The first practical neon lights were created by Frenchman Georges Claude and demonstrated in 1910. His company, Claude Neon, became so well known people thought that was his name. Neon signs became extremely popular in the U.S. from the 20s to the 60s. The first neon signs in the U.S. were created and sold to two Packard dealerships in 1923, and literally stopped traffic in LA with people stopping to stare at them. The first neon lights were made with neon gas in clear tubes, which has a distinctive orange-red color. But other inert gasses like argon (along with a drop of mercury) can be used, and combined with different phosphor coatings to produce a variety of colors.

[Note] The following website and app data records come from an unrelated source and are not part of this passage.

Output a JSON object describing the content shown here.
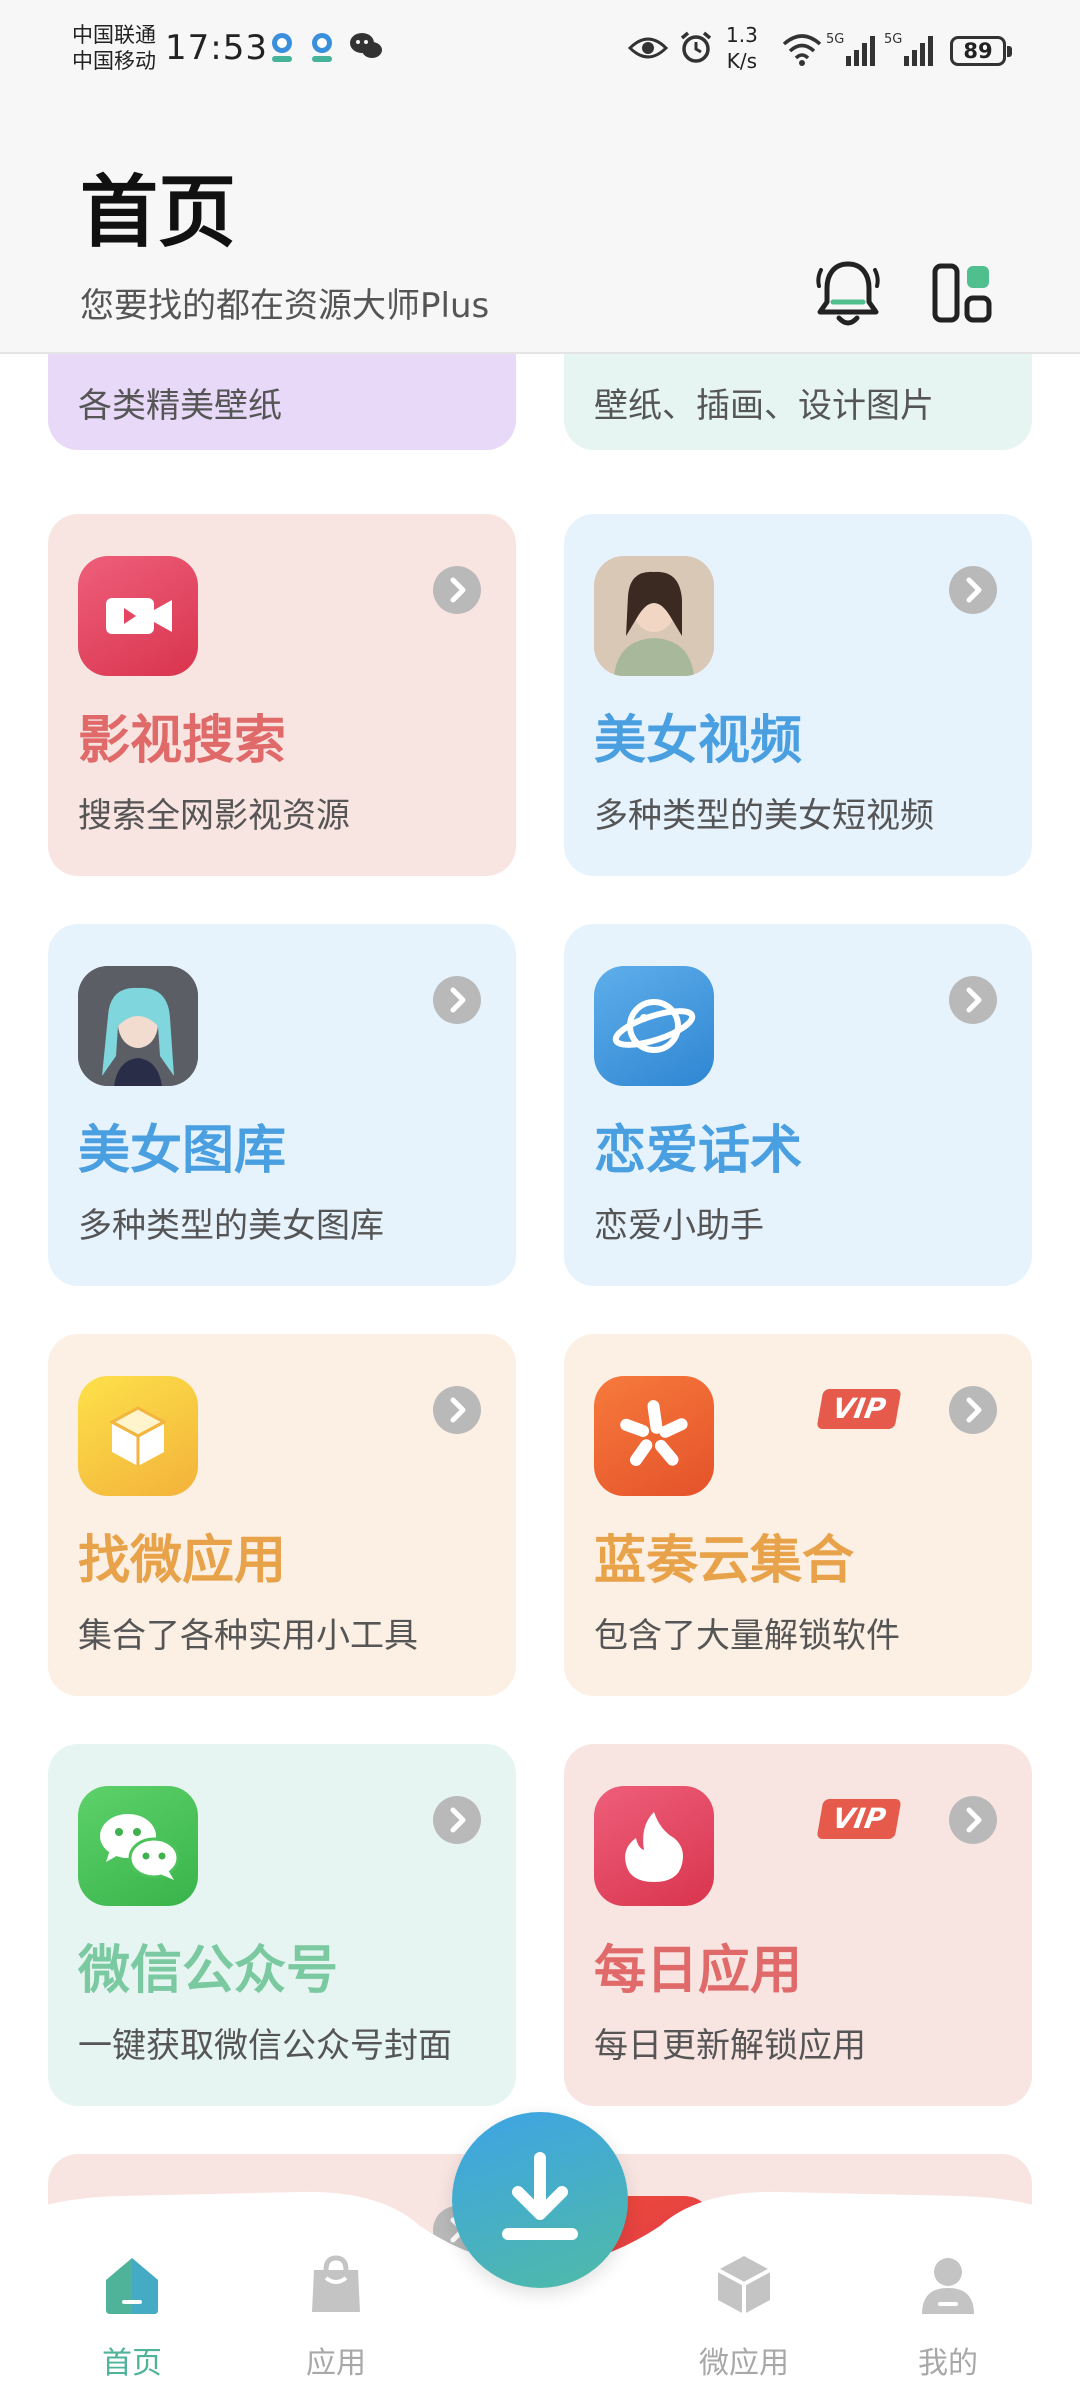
{
  "status_bar": {
    "carrier1": "中国联通",
    "carrier2": "中国移动",
    "time": "17:53",
    "speed_value": "1.3",
    "speed_unit": "K/s",
    "battery": "89"
  },
  "header": {
    "title": "首页",
    "subtitle": "您要找的都在资源大师Plus"
  },
  "top_partial": {
    "left_desc": "各类精美壁纸",
    "right_desc": "壁纸、插画、设计图片"
  },
  "cards": [
    {
      "title": "影视搜索",
      "desc": "搜索全网影视资源",
      "icon": "video-camera-icon",
      "title_color": "#e06a6a",
      "bg": "#f8e5e2",
      "vip": false
    },
    {
      "title": "美女视频",
      "desc": "多种类型的美女短视频",
      "icon": "photo-thumbnail-icon",
      "title_color": "#4a9fe0",
      "bg": "#e6f3fd",
      "vip": false
    },
    {
      "title": "美女图库",
      "desc": "多种类型的美女图库",
      "icon": "photo-thumbnail-icon",
      "title_color": "#4a9fe0",
      "bg": "#e6f3fd",
      "vip": false
    },
    {
      "title": "恋爱话术",
      "desc": "恋爱小助手",
      "icon": "planet-icon",
      "title_color": "#4a9fe0",
      "bg": "#e6f3fd",
      "vip": false
    },
    {
      "title": "找微应用",
      "desc": "集合了各种实用小工具",
      "icon": "cube-icon",
      "title_color": "#e8a24a",
      "bg": "#fcefe3",
      "vip": false
    },
    {
      "title": "蓝奏云集合",
      "desc": "包含了大量解锁软件",
      "icon": "yelp-star-icon",
      "title_color": "#e8a24a",
      "bg": "#fcefe3",
      "vip": true
    },
    {
      "title": "微信公众号",
      "desc": "一键获取微信公众号封面",
      "icon": "wechat-icon",
      "title_color": "#7bc9a0",
      "bg": "#e6f5f1",
      "vip": false
    },
    {
      "title": "每日应用",
      "desc": "每日更新解锁应用",
      "icon": "tinder-flame-icon",
      "title_color": "#e06a6a",
      "bg": "#f8e5e2",
      "vip": true
    }
  ],
  "vip_label": "VIP",
  "bottom_nav": {
    "home": "首页",
    "apps": "应用",
    "micro_apps": "微应用",
    "mine": "我的"
  }
}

While Neon Works mostly creates new signs, they also restore old ones. The G&G Hardware sign on Telegraph above Pizzaiolo was recently restored by them, as was the Kwik Way sign for its reopening. One of their best-known creations was the Yahoo! sign near I-80 in San Francisco, which was recently taken down. The pieces now sit behind Jim's warehouse.
We also heard that the Clancy's Cantina sign will be coming down. Either Jim will get the sign, or it will go to the Museum of Neon Art in Glendale, CA. That's how Jim has gotten the majority of his vintage signs. Someone sells or redesigns a building, and they don't want the old sign anymore. I heard that Jim has offered to repair the Children's Hospital sign, but the city has turned down his offer.
Neon signs aren't as popular as they once were, but there are still lots around, and Neon Works installs new ones on a regular basis. Although more expensive than plastic signs, neon signs can last for decades, and many people (myself included) find them more attractive and interesting than modern plastic signs.
more reading and links:
- Neon Works website
- Iconic Yahoo billboard is coming down (Mercury News)
- Jim Rizzo, neon king of the Bay Area (SFGate)
- Light Bright Knight: Champion of Neon Treasures (Oakland Magazine)
- Renovated Kwik Way opens (Oakland Local)
- Original Joe’s puts up its sign (Inside Scoop)
- Museum of Neon Art - Glendale, CA
- Neon Museum - Las Vegas, NV